WHAT TO DO »
Leave the pictures out and restate each entry below word for word.

[DATA FOR ANALYSIS Boundary: Start]

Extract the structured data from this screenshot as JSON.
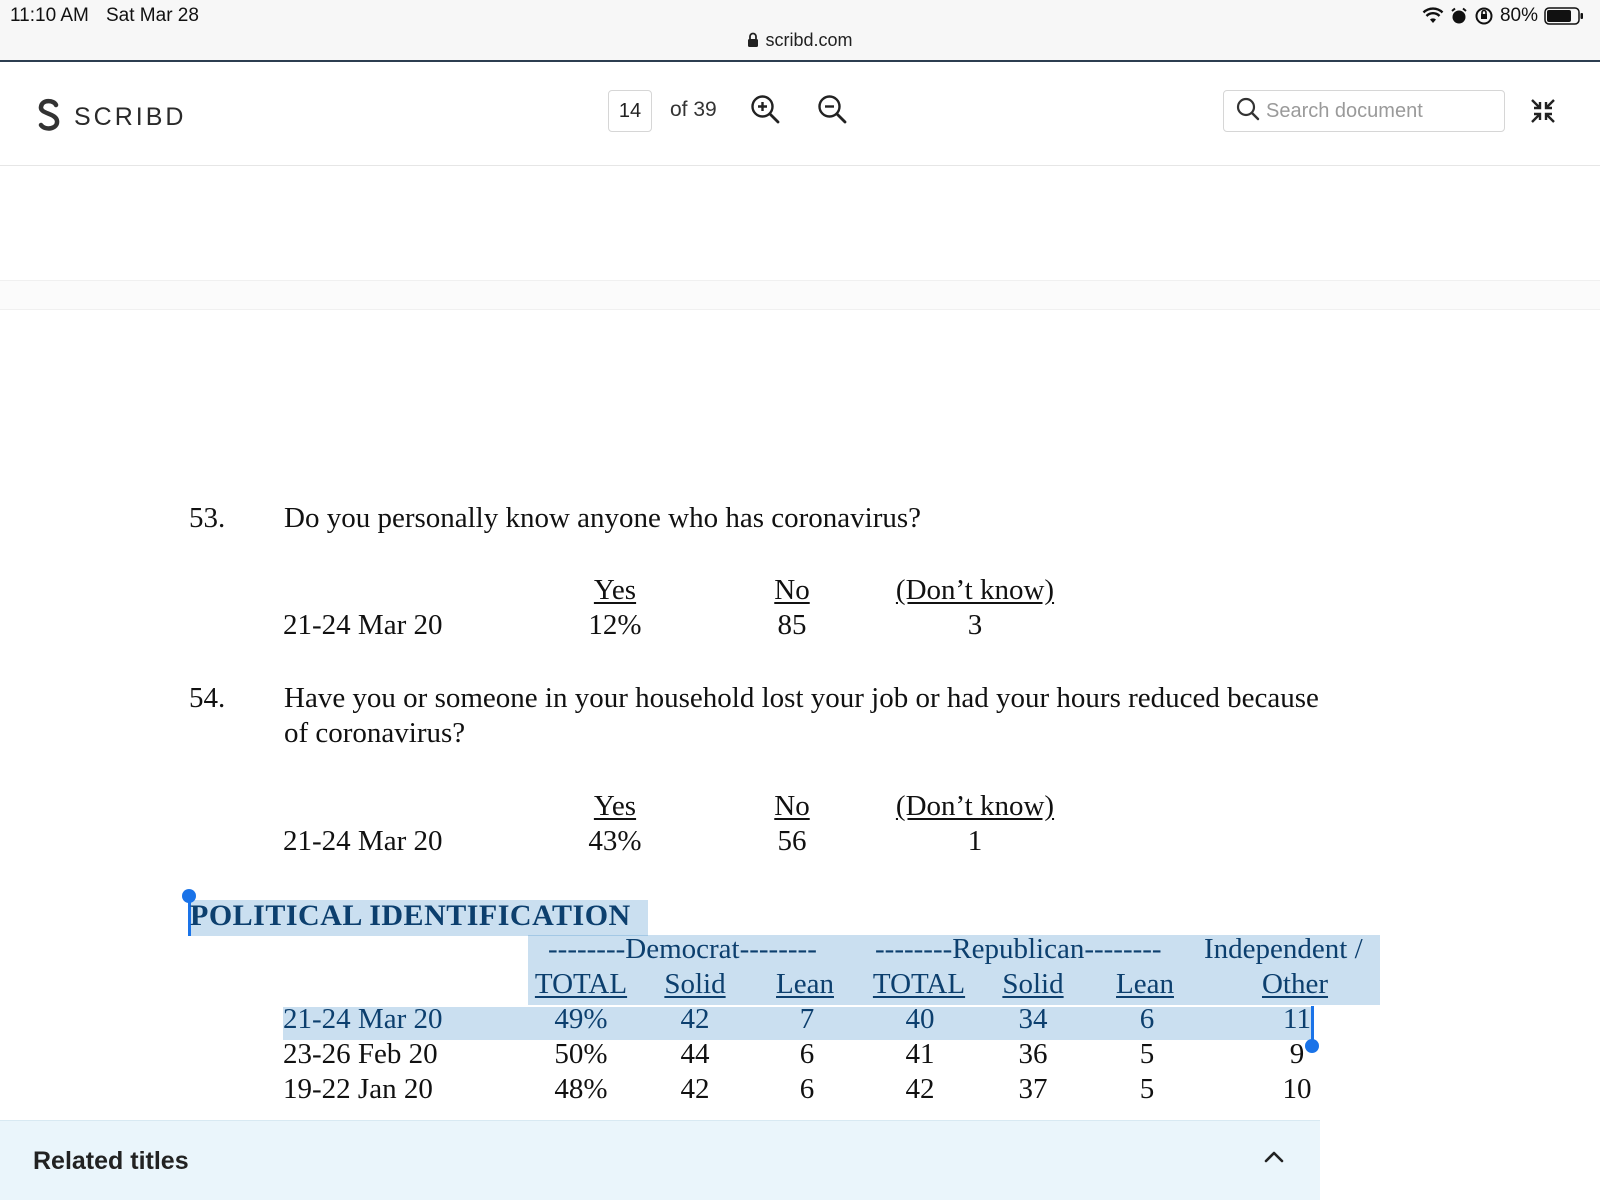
{
  "status_bar": {
    "time": "11:10 AM",
    "date": "Sat Mar 28",
    "battery": "80%",
    "battery_level": 0.8,
    "url": "scribd.com"
  },
  "toolbar": {
    "logo_text": "SCRIBD",
    "current_page": "14",
    "page_of": "of 39",
    "search_placeholder": "Search document"
  },
  "document": {
    "q53": {
      "number": "53.",
      "question": "Do you personally know anyone who has coronavirus?",
      "headers": [
        "Yes",
        "No",
        "(Don’t know)"
      ],
      "row": {
        "date": "21-24 Mar 20",
        "values": [
          "12%",
          "85",
          "3"
        ]
      }
    },
    "q54": {
      "number": "54.",
      "question_line1": "Have you or someone in your household lost your job or had your hours reduced because",
      "question_line2": "of coronavirus?",
      "headers": [
        "Yes",
        "No",
        "(Don’t know)"
      ],
      "row": {
        "date": "21-24 Mar 20",
        "values": [
          "43%",
          "56",
          "1"
        ]
      }
    },
    "political": {
      "title": "POLITICAL IDENTIFICATION",
      "group_democrat": "--------Democrat--------",
      "group_republican": "--------Republican--------",
      "group_independent": "Independent /",
      "columns": [
        "TOTAL",
        "Solid",
        "Lean",
        "TOTAL",
        "Solid",
        "Lean",
        "Other"
      ],
      "rows": [
        {
          "date": "21-24 Mar 20",
          "values": [
            "49%",
            "42",
            "7",
            "40",
            "34",
            "6",
            "11"
          ]
        },
        {
          "date": "23-26 Feb 20",
          "values": [
            "50%",
            "44",
            "6",
            "41",
            "36",
            "5",
            "9"
          ]
        },
        {
          "date": "19-22 Jan 20",
          "values": [
            "48%",
            "42",
            "6",
            "42",
            "37",
            "5",
            "10"
          ]
        }
      ]
    }
  },
  "related": {
    "title": "Related titles"
  }
}
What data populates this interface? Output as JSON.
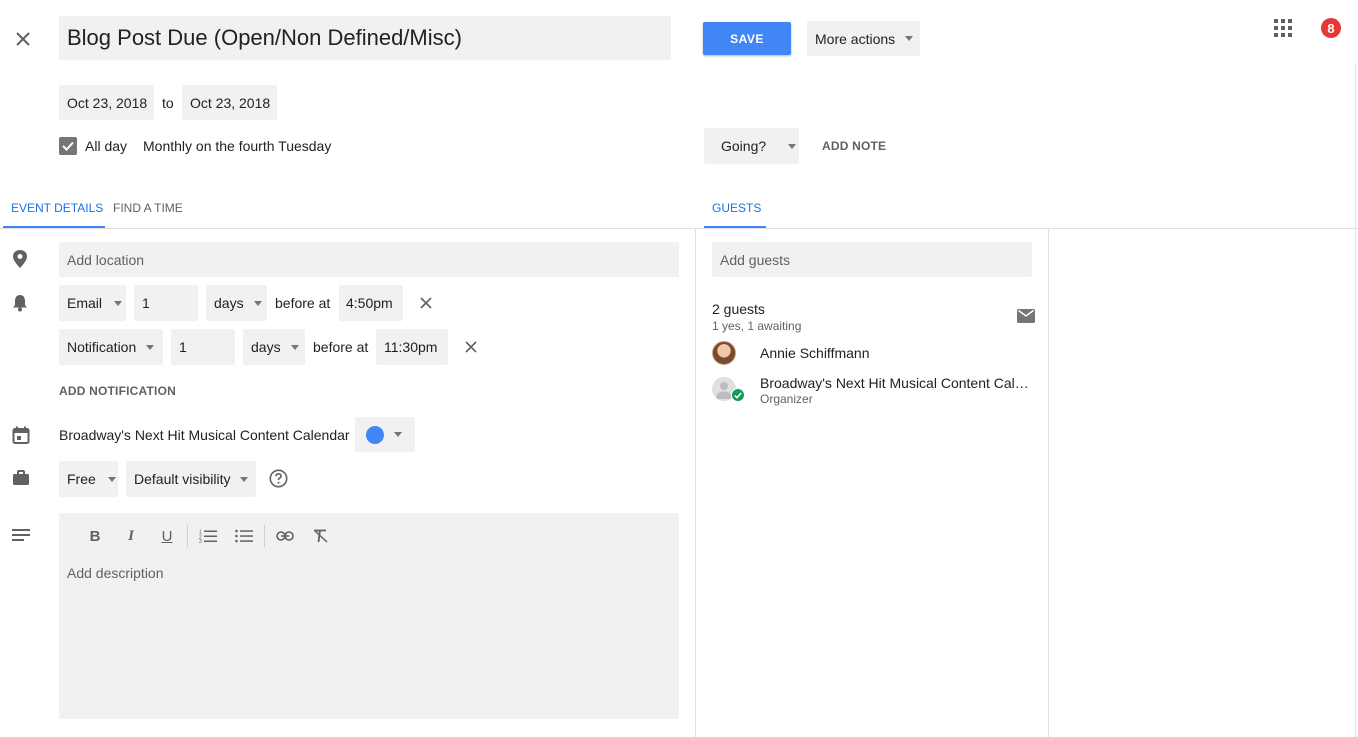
{
  "header": {
    "title": "Blog Post Due (Open/Non Defined/Misc)",
    "save_label": "SAVE",
    "more_actions_label": "More actions",
    "notification_count": "8"
  },
  "dates": {
    "start": "Oct 23, 2018",
    "to_label": "to",
    "end": "Oct 23, 2018",
    "all_day_label": "All day",
    "all_day_checked": true,
    "recurrence": "Monthly on the fourth Tuesday"
  },
  "rsvp": {
    "going_label": "Going?",
    "add_note_label": "ADD NOTE"
  },
  "tabs": {
    "event_details": "EVENT DETAILS",
    "find_a_time": "FIND A TIME",
    "guests": "GUESTS"
  },
  "details": {
    "location_placeholder": "Add location",
    "notifications": [
      {
        "method": "Email",
        "quantity": "1",
        "unit": "days",
        "before_at": "before at",
        "time": "4:50pm"
      },
      {
        "method": "Notification",
        "quantity": "1",
        "unit": "days",
        "before_at": "before at",
        "time": "11:30pm"
      }
    ],
    "add_notification_label": "ADD NOTIFICATION",
    "calendar_name": "Broadway's Next Hit Musical Content Calendar",
    "calendar_color": "#4285f4",
    "availability": "Free",
    "visibility": "Default visibility",
    "description_placeholder": "Add description"
  },
  "guests": {
    "placeholder": "Add guests",
    "count_label": "2 guests",
    "status_label": "1 yes, 1 awaiting",
    "list": [
      {
        "name": "Annie Schiffmann",
        "role": ""
      },
      {
        "name": "Broadway's Next Hit Musical Content Calendar",
        "role": "Organizer"
      }
    ]
  },
  "colors": {
    "accent": "#4285f4",
    "badge": "#e53935",
    "accepted": "#0f9d58"
  }
}
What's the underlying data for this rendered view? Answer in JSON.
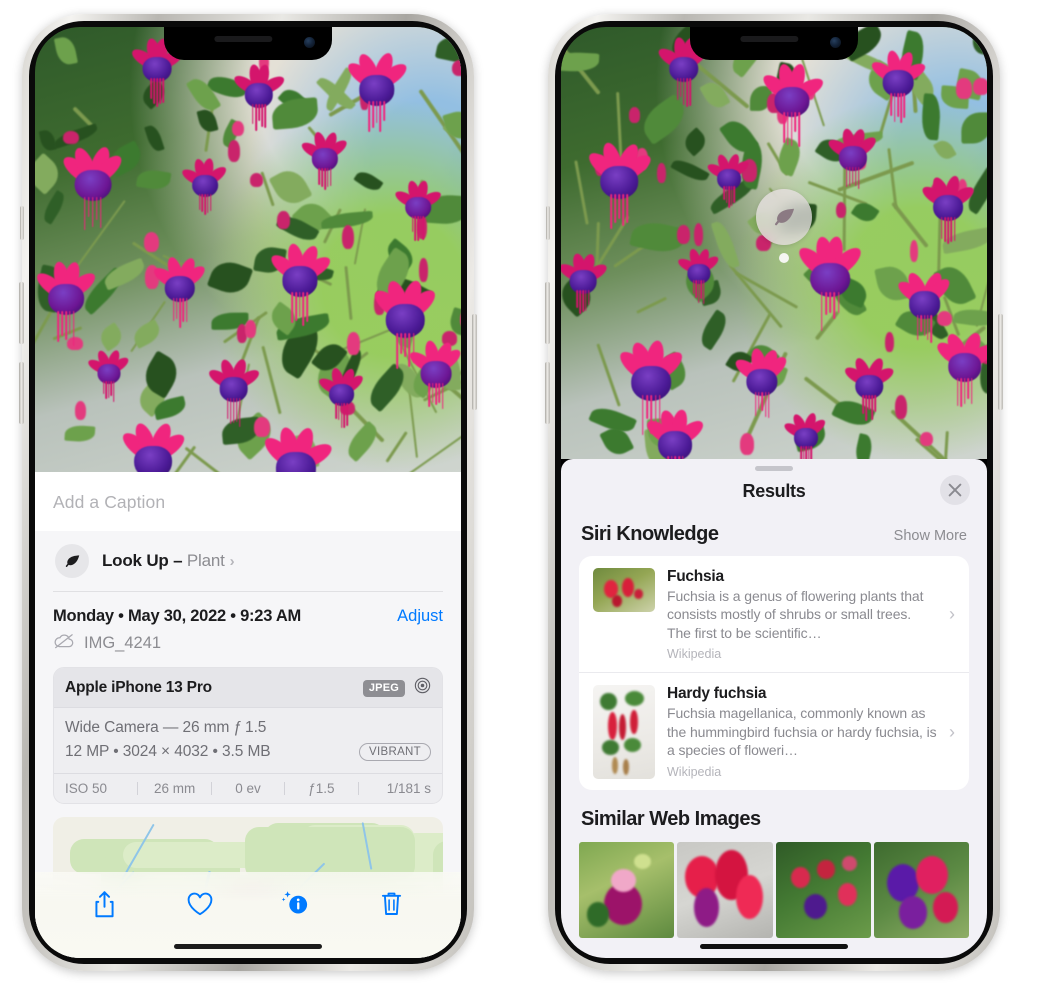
{
  "left_phone": {
    "caption_field": {
      "placeholder": "Add a Caption",
      "value": ""
    },
    "lookup_row": {
      "icon": "leaf-icon",
      "sparkle_icon": "sparkles-icon",
      "label": "Look Up – ",
      "subject": "Plant",
      "chevron": "›"
    },
    "date_row": {
      "date": "Monday • May 30, 2022 • 9:23 AM",
      "adjust_label": "Adjust"
    },
    "file_row": {
      "icon": "cloud-slash-icon",
      "filename": "IMG_4241"
    },
    "exif": {
      "model": "Apple iPhone 13 Pro",
      "format_badge": "JPEG",
      "lens_icon": "aperture-icon",
      "lens_line": "Wide Camera — 26 mm ƒ 1.5",
      "size_line": "12 MP • 3024 × 4032 • 3.5 MB",
      "style_badge": "VIBRANT",
      "stats": [
        "ISO 50",
        "26 mm",
        "0 ev",
        "ƒ1.5",
        "1/181 s"
      ]
    },
    "map": {
      "pin_label": "photo-pin"
    },
    "toolbar": [
      {
        "name": "share-button",
        "icon": "share-icon"
      },
      {
        "name": "favorite-button",
        "icon": "heart-icon"
      },
      {
        "name": "info-button",
        "icon": "info-sparkle-icon"
      },
      {
        "name": "delete-button",
        "icon": "trash-icon"
      }
    ]
  },
  "right_phone": {
    "visual_lookup_badge": {
      "icon": "leaf-icon"
    },
    "sheet": {
      "title": "Results",
      "close_label": "✕",
      "sections": [
        {
          "title": "Siri Knowledge",
          "action": "Show More",
          "items": [
            {
              "title": "Fuchsia",
              "description": "Fuchsia is a genus of flowering plants that consists mostly of shrubs or small trees. The first to be scientific…",
              "source": "Wikipedia",
              "chevron": "›"
            },
            {
              "title": "Hardy fuchsia",
              "description": "Fuchsia magellanica, commonly known as the hummingbird fuchsia or hardy fuchsia, is a species of floweri…",
              "source": "Wikipedia",
              "chevron": "›"
            }
          ]
        },
        {
          "title": "Similar Web Images",
          "action": "",
          "thumbnails": [
            {
              "name": "web-image-1"
            },
            {
              "name": "web-image-2"
            },
            {
              "name": "web-image-3"
            },
            {
              "name": "web-image-4"
            }
          ]
        }
      ]
    }
  },
  "colors": {
    "accent_blue": "#007aff",
    "sheet_bg": "#f2f1f6",
    "card_bg": "#ffffff",
    "secondary_text": "#8a8a90",
    "primary_text": "#1c1c1e"
  }
}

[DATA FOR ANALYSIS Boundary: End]

SOLUTION TO THIS EXERCISE »
Extract the structured data from this screenshot as JSON.
{
  "status_bar": {
    "time": "11:10 AM",
    "date": "Sat Mar 28",
    "battery": "80%",
    "battery_level": 0.8,
    "url": "scribd.com"
  },
  "toolbar": {
    "logo_text": "SCRIBD",
    "current_page": "14",
    "page_of": "of 39",
    "search_placeholder": "Search document"
  },
  "document": {
    "q53": {
      "number": "53.",
      "question": "Do you personally know anyone who has coronavirus?",
      "headers": [
        "Yes",
        "No",
        "(Don’t know)"
      ],
      "row": {
        "date": "21-24 Mar 20",
        "values": [
          "12%",
          "85",
          "3"
        ]
      }
    },
    "q54": {
      "number": "54.",
      "question_line1": "Have you or someone in your household lost your job or had your hours reduced because",
      "question_line2": "of coronavirus?",
      "headers": [
        "Yes",
        "No",
        "(Don’t know)"
      ],
      "row": {
        "date": "21-24 Mar 20",
        "values": [
          "43%",
          "56",
          "1"
        ]
      }
    },
    "political": {
      "title": "POLITICAL IDENTIFICATION",
      "group_democrat": "--------Democrat--------",
      "group_republican": "--------Republican--------",
      "group_independent": "Independent /",
      "columns": [
        "TOTAL",
        "Solid",
        "Lean",
        "TOTAL",
        "Solid",
        "Lean",
        "Other"
      ],
      "rows": [
        {
          "date": "21-24 Mar 20",
          "values": [
            "49%",
            "42",
            "7",
            "40",
            "34",
            "6",
            "11"
          ]
        },
        {
          "date": "23-26 Feb 20",
          "values": [
            "50%",
            "44",
            "6",
            "41",
            "36",
            "5",
            "9"
          ]
        },
        {
          "date": "19-22 Jan 20",
          "values": [
            "48%",
            "42",
            "6",
            "42",
            "37",
            "5",
            "10"
          ]
        }
      ]
    }
  },
  "related": {
    "title": "Related titles"
  }
}
What data populates this interface? Output as JSON.
{
  "header": {
    "title": "Blog Post Due (Open/Non Defined/Misc)",
    "save_label": "SAVE",
    "more_actions_label": "More actions",
    "notification_count": "8"
  },
  "dates": {
    "start": "Oct 23, 2018",
    "to_label": "to",
    "end": "Oct 23, 2018",
    "all_day_label": "All day",
    "all_day_checked": true,
    "recurrence": "Monthly on the fourth Tuesday"
  },
  "rsvp": {
    "going_label": "Going?",
    "add_note_label": "ADD NOTE"
  },
  "tabs": {
    "event_details": "EVENT DETAILS",
    "find_a_time": "FIND A TIME",
    "guests": "GUESTS"
  },
  "details": {
    "location_placeholder": "Add location",
    "notifications": [
      {
        "method": "Email",
        "quantity": "1",
        "unit": "days",
        "before_at": "before at",
        "time": "4:50pm"
      },
      {
        "method": "Notification",
        "quantity": "1",
        "unit": "days",
        "before_at": "before at",
        "time": "11:30pm"
      }
    ],
    "add_notification_label": "ADD NOTIFICATION",
    "calendar_name": "Broadway's Next Hit Musical Content Calendar",
    "calendar_color": "#4285f4",
    "availability": "Free",
    "visibility": "Default visibility",
    "description_placeholder": "Add description"
  },
  "guests": {
    "placeholder": "Add guests",
    "count_label": "2 guests",
    "status_label": "1 yes, 1 awaiting",
    "list": [
      {
        "name": "Annie Schiffmann",
        "role": ""
      },
      {
        "name": "Broadway's Next Hit Musical Content Calendar",
        "role": "Organizer"
      }
    ]
  },
  "colors": {
    "accent": "#4285f4",
    "badge": "#e53935",
    "accepted": "#0f9d58"
  }
}
What's the underlying data for this rendered view? Answer in JSON.
{
  "left_phone": {
    "caption_field": {
      "placeholder": "Add a Caption",
      "value": ""
    },
    "lookup_row": {
      "icon": "leaf-icon",
      "sparkle_icon": "sparkles-icon",
      "label": "Look Up – ",
      "subject": "Plant",
      "chevron": "›"
    },
    "date_row": {
      "date": "Monday • May 30, 2022 • 9:23 AM",
      "adjust_label": "Adjust"
    },
    "file_row": {
      "icon": "cloud-slash-icon",
      "filename": "IMG_4241"
    },
    "exif": {
      "model": "Apple iPhone 13 Pro",
      "format_badge": "JPEG",
      "lens_icon": "aperture-icon",
      "lens_line": "Wide Camera — 26 mm ƒ 1.5",
      "size_line": "12 MP • 3024 × 4032 • 3.5 MB",
      "style_badge": "VIBRANT",
      "stats": [
        "ISO 50",
        "26 mm",
        "0 ev",
        "ƒ1.5",
        "1/181 s"
      ]
    },
    "map": {
      "pin_label": "photo-pin"
    },
    "toolbar": [
      {
        "name": "share-button",
        "icon": "share-icon"
      },
      {
        "name": "favorite-button",
        "icon": "heart-icon"
      },
      {
        "name": "info-button",
        "icon": "info-sparkle-icon"
      },
      {
        "name": "delete-button",
        "icon": "trash-icon"
      }
    ]
  },
  "right_phone": {
    "visual_lookup_badge": {
      "icon": "leaf-icon"
    },
    "sheet": {
      "title": "Results",
      "close_label": "✕",
      "sections": [
        {
          "title": "Siri Knowledge",
          "action": "Show More",
          "items": [
            {
              "title": "Fuchsia",
              "description": "Fuchsia is a genus of flowering plants that consists mostly of shrubs or small trees. The first to be scientific…",
              "source": "Wikipedia",
              "chevron": "›"
            },
            {
              "title": "Hardy fuchsia",
              "description": "Fuchsia magellanica, commonly known as the hummingbird fuchsia or hardy fuchsia, is a species of floweri…",
              "source": "Wikipedia",
              "chevron": "›"
            }
          ]
        },
        {
          "title": "Similar Web Images",
          "action": "",
          "thumbnails": [
            {
              "name": "web-image-1"
            },
            {
              "name": "web-image-2"
            },
            {
              "name": "web-image-3"
            },
            {
              "name": "web-image-4"
            }
          ]
        }
      ]
    }
  },
  "colors": {
    "accent_blue": "#007aff",
    "sheet_bg": "#f2f1f6",
    "card_bg": "#ffffff",
    "secondary_text": "#8a8a90",
    "primary_text": "#1c1c1e"
  }
}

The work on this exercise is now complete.